Your answer must match the data word for word.

BEGIN

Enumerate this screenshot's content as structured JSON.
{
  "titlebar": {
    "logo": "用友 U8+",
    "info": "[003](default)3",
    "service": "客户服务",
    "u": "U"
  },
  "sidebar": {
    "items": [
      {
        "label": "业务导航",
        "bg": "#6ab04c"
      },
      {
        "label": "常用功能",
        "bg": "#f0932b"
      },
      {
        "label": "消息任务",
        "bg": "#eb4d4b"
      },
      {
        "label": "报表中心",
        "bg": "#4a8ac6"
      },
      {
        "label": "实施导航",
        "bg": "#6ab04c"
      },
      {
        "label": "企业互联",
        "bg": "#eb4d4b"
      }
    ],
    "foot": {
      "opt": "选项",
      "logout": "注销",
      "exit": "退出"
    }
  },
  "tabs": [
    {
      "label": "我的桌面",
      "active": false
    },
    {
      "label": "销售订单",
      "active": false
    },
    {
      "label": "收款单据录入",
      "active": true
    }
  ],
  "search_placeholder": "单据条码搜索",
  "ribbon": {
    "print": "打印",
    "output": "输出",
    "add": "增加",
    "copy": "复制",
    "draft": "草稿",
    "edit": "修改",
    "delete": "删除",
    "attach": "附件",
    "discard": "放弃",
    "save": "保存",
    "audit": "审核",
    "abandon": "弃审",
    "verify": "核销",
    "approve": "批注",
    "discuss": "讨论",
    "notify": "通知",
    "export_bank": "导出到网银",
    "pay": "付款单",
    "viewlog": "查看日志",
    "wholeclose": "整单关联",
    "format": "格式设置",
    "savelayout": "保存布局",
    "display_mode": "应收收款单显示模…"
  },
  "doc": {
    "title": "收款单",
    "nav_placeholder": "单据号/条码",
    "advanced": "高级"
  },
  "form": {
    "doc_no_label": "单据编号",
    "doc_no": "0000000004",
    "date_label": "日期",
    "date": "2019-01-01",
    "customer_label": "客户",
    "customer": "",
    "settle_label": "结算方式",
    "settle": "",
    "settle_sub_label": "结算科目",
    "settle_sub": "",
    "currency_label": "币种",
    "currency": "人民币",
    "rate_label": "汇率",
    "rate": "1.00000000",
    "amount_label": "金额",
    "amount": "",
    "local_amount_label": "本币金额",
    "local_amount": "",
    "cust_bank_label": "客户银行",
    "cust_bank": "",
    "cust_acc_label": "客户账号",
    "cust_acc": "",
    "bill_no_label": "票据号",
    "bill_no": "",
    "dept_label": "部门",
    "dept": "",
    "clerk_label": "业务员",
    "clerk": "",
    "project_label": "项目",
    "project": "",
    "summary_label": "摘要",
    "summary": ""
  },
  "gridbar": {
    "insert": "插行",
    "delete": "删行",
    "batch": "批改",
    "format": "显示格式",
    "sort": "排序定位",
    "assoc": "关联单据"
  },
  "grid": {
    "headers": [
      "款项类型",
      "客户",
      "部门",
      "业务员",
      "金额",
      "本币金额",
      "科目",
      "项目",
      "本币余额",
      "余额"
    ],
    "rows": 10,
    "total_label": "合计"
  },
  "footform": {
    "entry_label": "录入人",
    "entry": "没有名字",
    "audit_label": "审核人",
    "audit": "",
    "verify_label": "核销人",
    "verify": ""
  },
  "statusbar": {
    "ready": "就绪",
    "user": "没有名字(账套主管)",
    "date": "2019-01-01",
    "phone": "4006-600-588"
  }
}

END

» **SOLUTION FOR THIS EXERCISE**
Enumerate this screenshot's content as structured JSON.
{
  "titlebar": {
    "logo": "用友 U8+",
    "info": "[003](default)3",
    "service": "客户服务",
    "u": "U"
  },
  "sidebar": {
    "items": [
      {
        "label": "业务导航",
        "bg": "#6ab04c"
      },
      {
        "label": "常用功能",
        "bg": "#f0932b"
      },
      {
        "label": "消息任务",
        "bg": "#eb4d4b"
      },
      {
        "label": "报表中心",
        "bg": "#4a8ac6"
      },
      {
        "label": "实施导航",
        "bg": "#6ab04c"
      },
      {
        "label": "企业互联",
        "bg": "#eb4d4b"
      }
    ],
    "foot": {
      "opt": "选项",
      "logout": "注销",
      "exit": "退出"
    }
  },
  "tabs": [
    {
      "label": "我的桌面",
      "active": false
    },
    {
      "label": "销售订单",
      "active": false
    },
    {
      "label": "收款单据录入",
      "active": true
    }
  ],
  "search_placeholder": "单据条码搜索",
  "ribbon": {
    "print": "打印",
    "output": "输出",
    "add": "增加",
    "copy": "复制",
    "draft": "草稿",
    "edit": "修改",
    "delete": "删除",
    "attach": "附件",
    "discard": "放弃",
    "save": "保存",
    "audit": "审核",
    "abandon": "弃审",
    "verify": "核销",
    "approve": "批注",
    "discuss": "讨论",
    "notify": "通知",
    "export_bank": "导出到网银",
    "pay": "付款单",
    "viewlog": "查看日志",
    "wholeclose": "整单关联",
    "format": "格式设置",
    "savelayout": "保存布局",
    "display_mode": "应收收款单显示模…"
  },
  "doc": {
    "title": "收款单",
    "nav_placeholder": "单据号/条码",
    "advanced": "高级"
  },
  "form": {
    "doc_no_label": "单据编号",
    "doc_no": "0000000004",
    "date_label": "日期",
    "date": "2019-01-01",
    "customer_label": "客户",
    "customer": "",
    "settle_label": "结算方式",
    "settle": "",
    "settle_sub_label": "结算科目",
    "settle_sub": "",
    "currency_label": "币种",
    "currency": "人民币",
    "rate_label": "汇率",
    "rate": "1.00000000",
    "amount_label": "金额",
    "amount": "",
    "local_amount_label": "本币金额",
    "local_amount": "",
    "cust_bank_label": "客户银行",
    "cust_bank": "",
    "cust_acc_label": "客户账号",
    "cust_acc": "",
    "bill_no_label": "票据号",
    "bill_no": "",
    "dept_label": "部门",
    "dept": "",
    "clerk_label": "业务员",
    "clerk": "",
    "project_label": "项目",
    "project": "",
    "summary_label": "摘要",
    "summary": ""
  },
  "gridbar": {
    "insert": "插行",
    "delete": "删行",
    "batch": "批改",
    "format": "显示格式",
    "sort": "排序定位",
    "assoc": "关联单据"
  },
  "grid": {
    "headers": [
      "款项类型",
      "客户",
      "部门",
      "业务员",
      "金额",
      "本币金额",
      "科目",
      "项目",
      "本币余额",
      "余额"
    ],
    "rows": 10,
    "total_label": "合计"
  },
  "footform": {
    "entry_label": "录入人",
    "entry": "没有名字",
    "audit_label": "审核人",
    "audit": "",
    "verify_label": "核销人",
    "verify": ""
  },
  "statusbar": {
    "ready": "就绪",
    "user": "没有名字(账套主管)",
    "date": "2019-01-01",
    "phone": "4006-600-588"
  }
}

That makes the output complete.